An outbreak of Ebola virus has been confirmed in Sierra Leone, Guinea and Liberia. The World Health Organisation has declared the outbreak a ‘Public Health Emergency of International Concern.’
After 3 weeks without any cases, Liberia confirmed a new case on 20 March. The World Health Organisation considers a country to be free of Ebola after 42 consecutive days without any new cases. For further details about this outbreak of Ebola, see the World Health Organisation website.
Although separate treatment facilities have been set up to respond to the Ebola outbreak, general medical facilities throughout Liberia are unable to provide the same standard of healthcare as in the UK. Many medical facilities expect to be paid up-front for treatment.
If you travel to Liberia, you should stay in contact with your employer or host organisation about the support that they can provide to you while you’re in the country, and if you should wish to leave.

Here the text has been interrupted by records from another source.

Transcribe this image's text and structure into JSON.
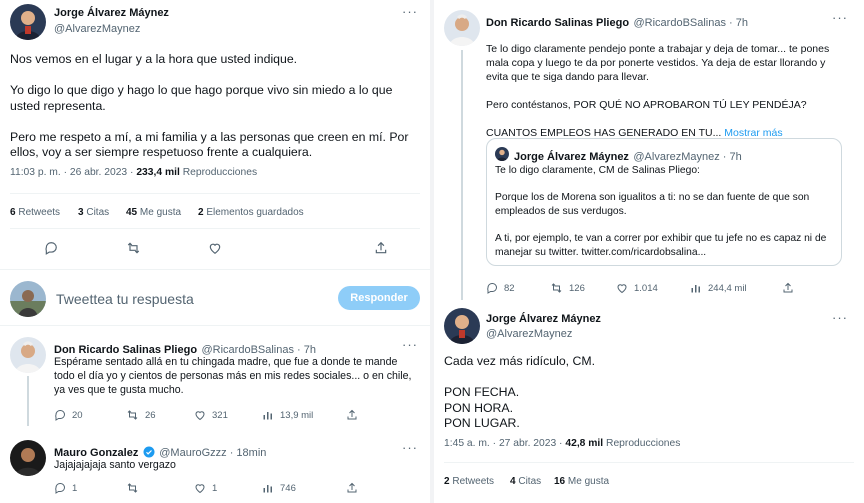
{
  "left": {
    "main": {
      "name": "Jorge Álvarez Máynez",
      "handle": "@AlvarezMaynez",
      "more": "···",
      "text": "Nos vemos en el lugar y a la hora que usted indique.\n\nYo digo lo que digo y hago lo que hago porque vivo sin miedo a lo que usted representa.\n\nPero me respeto a mí, a mi familia y a las personas que creen en mí. Por ellos, voy a ser siempre respetuoso frente a cualquiera.",
      "time": "11:03 p. m. · 26 abr. 2023 · ",
      "views_count": "233,4 mil",
      "views_label": " Reproducciones",
      "stats": [
        {
          "count": "6",
          "label": "Retweets"
        },
        {
          "count": "3",
          "label": "Citas"
        },
        {
          "count": "45",
          "label": "Me gusta"
        },
        {
          "count": "2",
          "label": "Elementos guardados"
        }
      ]
    },
    "compose": {
      "placeholder": "Tweettea tu respuesta",
      "button": "Responder"
    },
    "reply1": {
      "name": "Don Ricardo Salinas Pliego",
      "handle": "@RicardoBSalinas · 7h",
      "more": "···",
      "text": "Espérame sentado allá en tu chingada madre, que fue a donde te mande todo el día yo y cientos de personas más en mis redes sociales... o en chile, ya ves que te gusta mucho.",
      "actions": {
        "replies": "20",
        "retweets": "26",
        "likes": "321",
        "views": "13,9 mil"
      }
    },
    "reply2": {
      "name": "Mauro Gonzalez",
      "handle": "@MauroGzzz · 18min",
      "more": "···",
      "text": "Jajajajajaja santo vergazo",
      "actions": {
        "replies": "1",
        "retweets": "",
        "likes": "1",
        "views": "746"
      }
    }
  },
  "right": {
    "top": {
      "name": "Don Ricardo Salinas Pliego",
      "handle": "@RicardoBSalinas · 7h",
      "more": "···",
      "text": "Te lo digo claramente pendejo ponte a trabajar y deja de tomar... te pones mala copa y luego te da por ponerte vestidos. Ya deja de estar llorando y evita que te siga dando para llevar.\n\nPero contéstanos, POR QUÉ NO APROBARON TÚ LEY PENDÉJA?\n\nCUANTOS EMPLEOS HAS GENERADO EN TU...",
      "show_more": "Mostrar más",
      "quote": {
        "name": "Jorge Álvarez Máynez",
        "handle": "@AlvarezMaynez · 7h",
        "text": "Te lo digo claramente, CM de Salinas Pliego:\n\nPorque los de Morena son igualitos a ti: no se dan fuente de que son empleados de sus verdugos.\n\nA ti, por ejemplo, te van a correr por exhibir que tu jefe no es capaz ni de manejar su twitter. twitter.com/ricardobsalina..."
      },
      "actions": {
        "replies": "82",
        "retweets": "126",
        "likes": "1.014",
        "views": "244,4 mil"
      }
    },
    "main": {
      "name": "Jorge Álvarez Máynez",
      "handle": "@AlvarezMaynez",
      "more": "···",
      "text": "Cada vez más ridículo, CM.\n\nPON FECHA.\nPON HORA.\nPON LUGAR.",
      "time": "1:45 a. m. · 27 abr. 2023 · ",
      "views_count": "42,8 mil",
      "views_label": " Reproducciones",
      "stats": [
        {
          "count": "2",
          "label": "Retweets"
        },
        {
          "count": "4",
          "label": "Citas"
        },
        {
          "count": "16",
          "label": "Me gusta"
        }
      ]
    }
  },
  "colors": {
    "accent": "#1d9bf0",
    "text": "#0f1419",
    "muted": "#536471",
    "border": "#eff3f4"
  }
}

If you travel to Liberia to help in the relief effort, you should make sure that you are contracted to a reputable organisation that is able to provide the support and risk assessments required. Restrictions on travel in the region may make it difficult to leave, particularly at short notice.
On 22 February the Liberian government announced that it was reopening its borders and lifting a curfew that was imposed in August 2014. There are enhanced screening measures for both inbound and outbound travellers at airports. Some commercial airlines have suspended flights. There may be delays at Liberia’s land border crossings due to enhanced screening measures.
There have been some violent incidents associated with the Ebola outbreak. You should avoid any demonstrations or large gatherings of people.
Although the chances of being infected remain low, there are measures you can take to prevent catching Ebola. You should follow the health advice issued by the National Travel Health Network and Centre.
If you’re travelling to the UK within 21 days of a visit to Liberia or any other Ebola-affected country, you should make yourself known to UK Passport Control to be screened. For further details about the screening process, see the Public Health England website.
If you’re concerned that you might have been exposed to, or showing symptoms of Ebola, you should seek immediate medical advice. If you’re in the UK call NHS on 111.
The small British Embassy in Monrovia can only offer limited consular assistance.
There is a low threat from terrorism. See Terrorism
Take out comprehensive travel and medical insurance before you travel.